Like many of the authentic loft conversions found in Toronto, this building features high post and beam ceilings, exposed brick walls, wood plank and concrete flooring, exposed ductwork, sliding barn doors along with the original freight elevator. Oversized windows bring in natural light and showcase the funky industrial vibe of the lofts. The building’s 38 suites are all unique in design with impressive architectural features, ranging in size from 625 to 1, 869 square feet with one and two level floorplans. Many of the lofts have Juliette balconies, large rooftop gardens or terraces for outdoor space. Each suite comes with a security system and parking is inside an attractive gated area alongside the building. Wallace Station Lofts in the past year have been selling from $354, 000 to $775, 000 depending on size.
The Wallace Station Lofts are found in the Dovercourt-Wallace Emerson Junction area, just east of Dundas Street West and Bloor Street. This up and coming artsy-hip area is only a five minute walk to the subway on the Bloor-Danforth line. Leaving your car behind, couldn’t be easier than when you’re living in the hub of the city, with public transportation practically on your door-step. This amazing location is also home to the Bloor GO Station with Metrolinx plans for a route from Union Station to Pearson International airport, stopping at the Bloor and Weston stations. Shopping, gallery and café hopping is easy from here. Drop into some of the fabulous design stores and organic eateries found in the Junction with Dundas Street West becoming another great location for strolling amongst some really cool and edgy shops.
Roncesvalles is becoming known for its new breed of restaurants and bars attracting the downtown foodie crowd. Cafés and art galleries found in Bloordale Village, are only a stroll away. Also nearby is found High Park, which is Toronto’s largest with nature trails and winding paths, sporting venues from baseball to tennis, an outdoor Theatre, beautiful ornamental gardens, playgrounds, farmer’s market, Restaurant and off-leash area for dogs.
Another neat element to this area is the proximity to the “West Toronto Railpath”, a perfect example of an urban rails-to-trails project. This incredible multi-use pathway is found along the rail corridor and has been transformed into a public asphalt trail, ideal for pedestrians, cyclists and in-line skaters with Phase 1 starting at Cariboo Avenue to Dundas Street West and Sterling Rd. The entire pathway is a combination of artsy-urban cool combining wild plants, birds, butterflies, restored historical rail bridges and out-door art installations.

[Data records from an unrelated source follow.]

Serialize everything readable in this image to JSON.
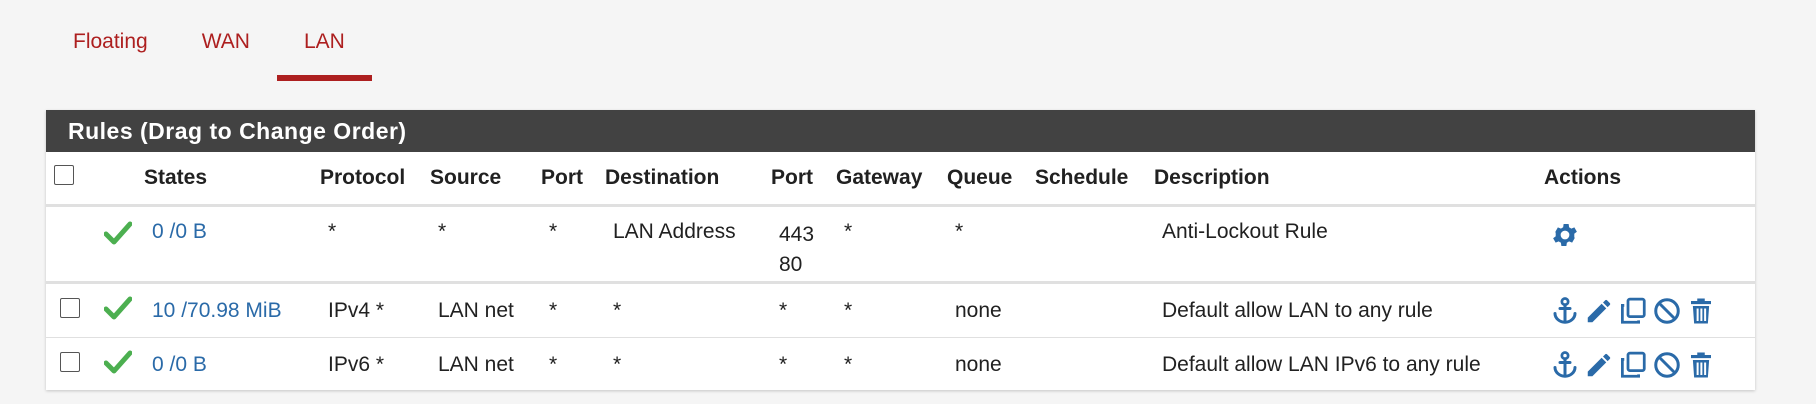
{
  "tabs": [
    {
      "label": "Floating",
      "active": false
    },
    {
      "label": "WAN",
      "active": false
    },
    {
      "label": "LAN",
      "active": true
    }
  ],
  "panel": {
    "title": "Rules (Drag to Change Order)"
  },
  "columns": [
    "States",
    "Protocol",
    "Source",
    "Port",
    "Destination",
    "Port",
    "Gateway",
    "Queue",
    "Schedule",
    "Description",
    "Actions"
  ],
  "rows": [
    {
      "has_checkbox": false,
      "status_icon": "check-icon",
      "states": "0 /0 B",
      "protocol": "*",
      "source": "*",
      "source_port": "*",
      "destination": "LAN Address",
      "dest_port_1": "443",
      "dest_port_2": "80",
      "gateway": "*",
      "queue": "*",
      "schedule": "",
      "description": "Anti-Lockout Rule",
      "actions": [
        "gear-icon"
      ]
    },
    {
      "has_checkbox": true,
      "status_icon": "check-icon",
      "states": "10 /70.98 MiB",
      "protocol": "IPv4 *",
      "source": "LAN net",
      "source_port": "*",
      "destination": "*",
      "dest_port": "*",
      "gateway": "*",
      "queue": "none",
      "schedule": "",
      "description": "Default allow LAN to any rule",
      "actions": [
        "anchor-icon",
        "pencil-icon",
        "copy-icon",
        "disable-icon",
        "trash-icon"
      ]
    },
    {
      "has_checkbox": true,
      "status_icon": "check-icon",
      "states": "0 /0 B",
      "protocol": "IPv6 *",
      "source": "LAN net",
      "source_port": "*",
      "destination": "*",
      "dest_port": "*",
      "gateway": "*",
      "queue": "none",
      "schedule": "",
      "description": "Default allow LAN IPv6 to any rule",
      "actions": [
        "anchor-icon",
        "pencil-icon",
        "copy-icon",
        "disable-icon",
        "trash-icon"
      ]
    }
  ],
  "colors": {
    "accent": "#ad1f1f",
    "link": "#2a6aa8",
    "check": "#4caf50",
    "icon": "#2a6aa8",
    "heading_bg": "#424242"
  }
}
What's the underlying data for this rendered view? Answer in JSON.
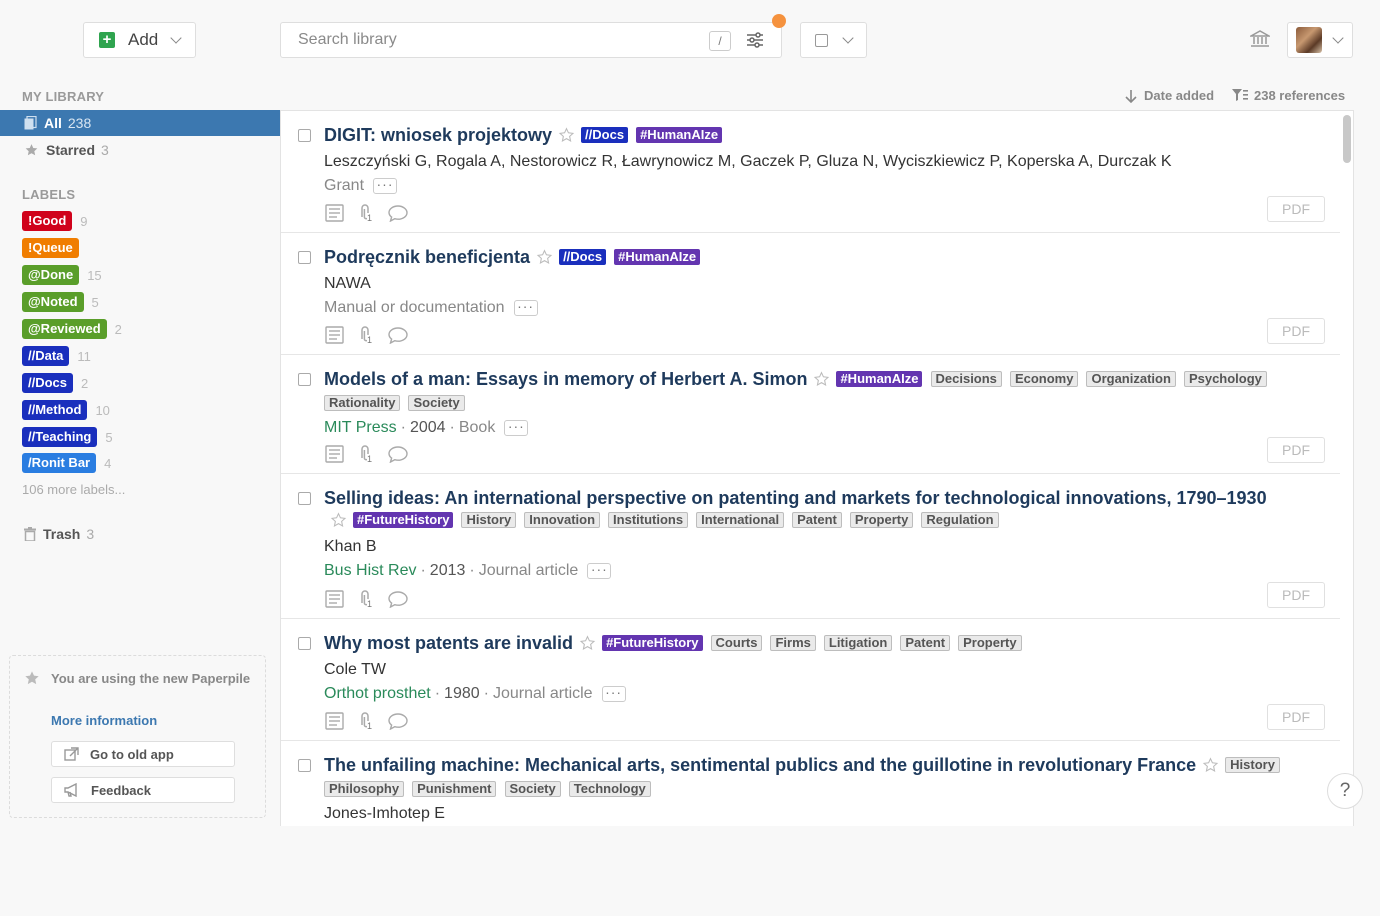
{
  "toolbar": {
    "add_label": "Add",
    "search_placeholder": "Search library",
    "search_shortcut": "/"
  },
  "sidebar": {
    "my_library_heading": "MY LIBRARY",
    "all": {
      "label": "All",
      "count": "238"
    },
    "starred": {
      "label": "Starred",
      "count": "3"
    },
    "labels_heading": "LABELS",
    "labels": [
      {
        "name": "!Good",
        "count": "9",
        "color": "#d0021b"
      },
      {
        "name": "!Queue",
        "count": "",
        "color": "#f07d00"
      },
      {
        "name": "@Done",
        "count": "15",
        "color": "#5a9e2a"
      },
      {
        "name": "@Noted",
        "count": "5",
        "color": "#5a9e2a"
      },
      {
        "name": "@Reviewed",
        "count": "2",
        "color": "#5a9e2a"
      },
      {
        "name": "//Data",
        "count": "11",
        "color": "#1a2fbd"
      },
      {
        "name": "//Docs",
        "count": "2",
        "color": "#1a2fbd"
      },
      {
        "name": "//Method",
        "count": "10",
        "color": "#1a2fbd"
      },
      {
        "name": "//Teaching",
        "count": "5",
        "color": "#1a2fbd"
      },
      {
        "name": "/Ronit Bar",
        "count": "4",
        "color": "#2a7de1"
      }
    ],
    "more_labels": "106 more labels...",
    "trash": {
      "label": "Trash",
      "count": "3"
    },
    "notice": {
      "message": "You are using the new Paperpile",
      "more_info": "More information",
      "old_app": "Go to old app",
      "feedback": "Feedback"
    }
  },
  "list_header": {
    "sort_label": "Date added",
    "ref_count": "238 references"
  },
  "items": [
    {
      "title": "DIGIT: wniosek projektowy",
      "tags": [
        {
          "t": "//Docs",
          "c": "blue"
        },
        {
          "t": "#HumanAIze",
          "c": "purple"
        }
      ],
      "authors": "Leszczyński G, Rogala A, Nestorowicz R, Ławrynowicz M, Gaczek P, Gluza N, Wyciszkiewicz P, Koperska A, Durczak K",
      "journal": "",
      "year": "",
      "type": "Grant",
      "attach_count": "1"
    },
    {
      "title": "Podręcznik beneficjenta",
      "tags": [
        {
          "t": "//Docs",
          "c": "blue"
        },
        {
          "t": "#HumanAIze",
          "c": "purple"
        }
      ],
      "authors": "NAWA",
      "journal": "",
      "year": "",
      "type": "Manual or documentation",
      "attach_count": "1"
    },
    {
      "title": "Models of a man: Essays in memory of Herbert A. Simon",
      "tags": [
        {
          "t": "#HumanAIze",
          "c": "purple"
        },
        {
          "t": "Decisions",
          "c": "grey"
        },
        {
          "t": "Economy",
          "c": "grey"
        },
        {
          "t": "Organization",
          "c": "grey"
        },
        {
          "t": "Psychology",
          "c": "grey"
        },
        {
          "t": "Rationality",
          "c": "grey"
        },
        {
          "t": "Society",
          "c": "grey"
        }
      ],
      "authors": "",
      "journal": "MIT Press",
      "year": "2004",
      "type": "Book",
      "attach_count": "1"
    },
    {
      "title": "Selling ideas: An international perspective on patenting and markets for technological innovations, 1790–1930",
      "tags": [
        {
          "t": "#FutureHistory",
          "c": "purple"
        },
        {
          "t": "History",
          "c": "grey"
        },
        {
          "t": "Innovation",
          "c": "grey"
        },
        {
          "t": "Institutions",
          "c": "grey"
        },
        {
          "t": "International",
          "c": "grey"
        },
        {
          "t": "Patent",
          "c": "grey"
        },
        {
          "t": "Property",
          "c": "grey"
        },
        {
          "t": "Regulation",
          "c": "grey"
        }
      ],
      "authors": "Khan B",
      "journal": "Bus Hist Rev",
      "year": "2013",
      "type": "Journal article",
      "attach_count": "1"
    },
    {
      "title": "Why most patents are invalid",
      "tags": [
        {
          "t": "#FutureHistory",
          "c": "purple"
        },
        {
          "t": "Courts",
          "c": "grey"
        },
        {
          "t": "Firms",
          "c": "grey"
        },
        {
          "t": "Litigation",
          "c": "grey"
        },
        {
          "t": "Patent",
          "c": "grey"
        },
        {
          "t": "Property",
          "c": "grey"
        }
      ],
      "authors": "Cole TW",
      "journal": "Orthot prosthet",
      "year": "1980",
      "type": "Journal article",
      "attach_count": "1"
    },
    {
      "title": "The unfailing machine: Mechanical arts, sentimental publics and the guillotine in revolutionary France",
      "tags": [
        {
          "t": "History",
          "c": "grey"
        },
        {
          "t": "Philosophy",
          "c": "grey"
        },
        {
          "t": "Punishment",
          "c": "grey"
        },
        {
          "t": "Society",
          "c": "grey"
        },
        {
          "t": "Technology",
          "c": "grey"
        }
      ],
      "authors": "Jones-Imhotep E",
      "journal": "",
      "year": "",
      "type": "",
      "attach_count": "1"
    }
  ],
  "pdf_label": "PDF",
  "help_label": "?"
}
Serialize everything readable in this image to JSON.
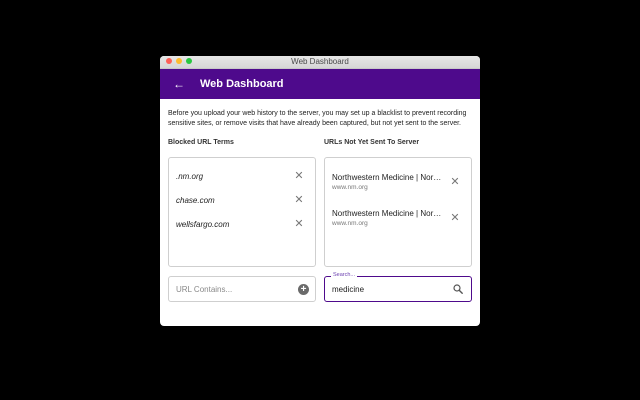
{
  "window": {
    "title": "Web Dashboard"
  },
  "appbar": {
    "back_icon": "arrow-left-icon",
    "title": "Web Dashboard"
  },
  "intro": "Before you upload your web history to the server, you may set up a blacklist to prevent recording sensitive sites, or remove visits that have already been captured, but not yet sent to the server.",
  "blocked": {
    "heading": "Blocked URL Terms",
    "items": [
      {
        "label": ".nm.org"
      },
      {
        "label": "chase.com"
      },
      {
        "label": "wellsfargo.com"
      }
    ],
    "input_placeholder": "URL Contains..."
  },
  "unsent": {
    "heading": "URLs Not Yet Sent To Server",
    "items": [
      {
        "title": "Northwestern Medicine | Northwestern Medicine",
        "domain": "www.nm.org"
      },
      {
        "title": "Northwestern Medicine | Northwestern Medicine",
        "domain": "www.nm.org"
      }
    ],
    "search_label": "Search...",
    "search_value": "medicine"
  },
  "colors": {
    "accent": "#4e0a8c"
  }
}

Local residents are taking advantage of this incredible space that winds through an urban landscape and invites the city dweller to take in their surroundings and marvel at their incredible city. The Wallace Station Lofts offer both a unique living space in an authentic conversion and a hip area to live in for both families and singles alike to enjoy!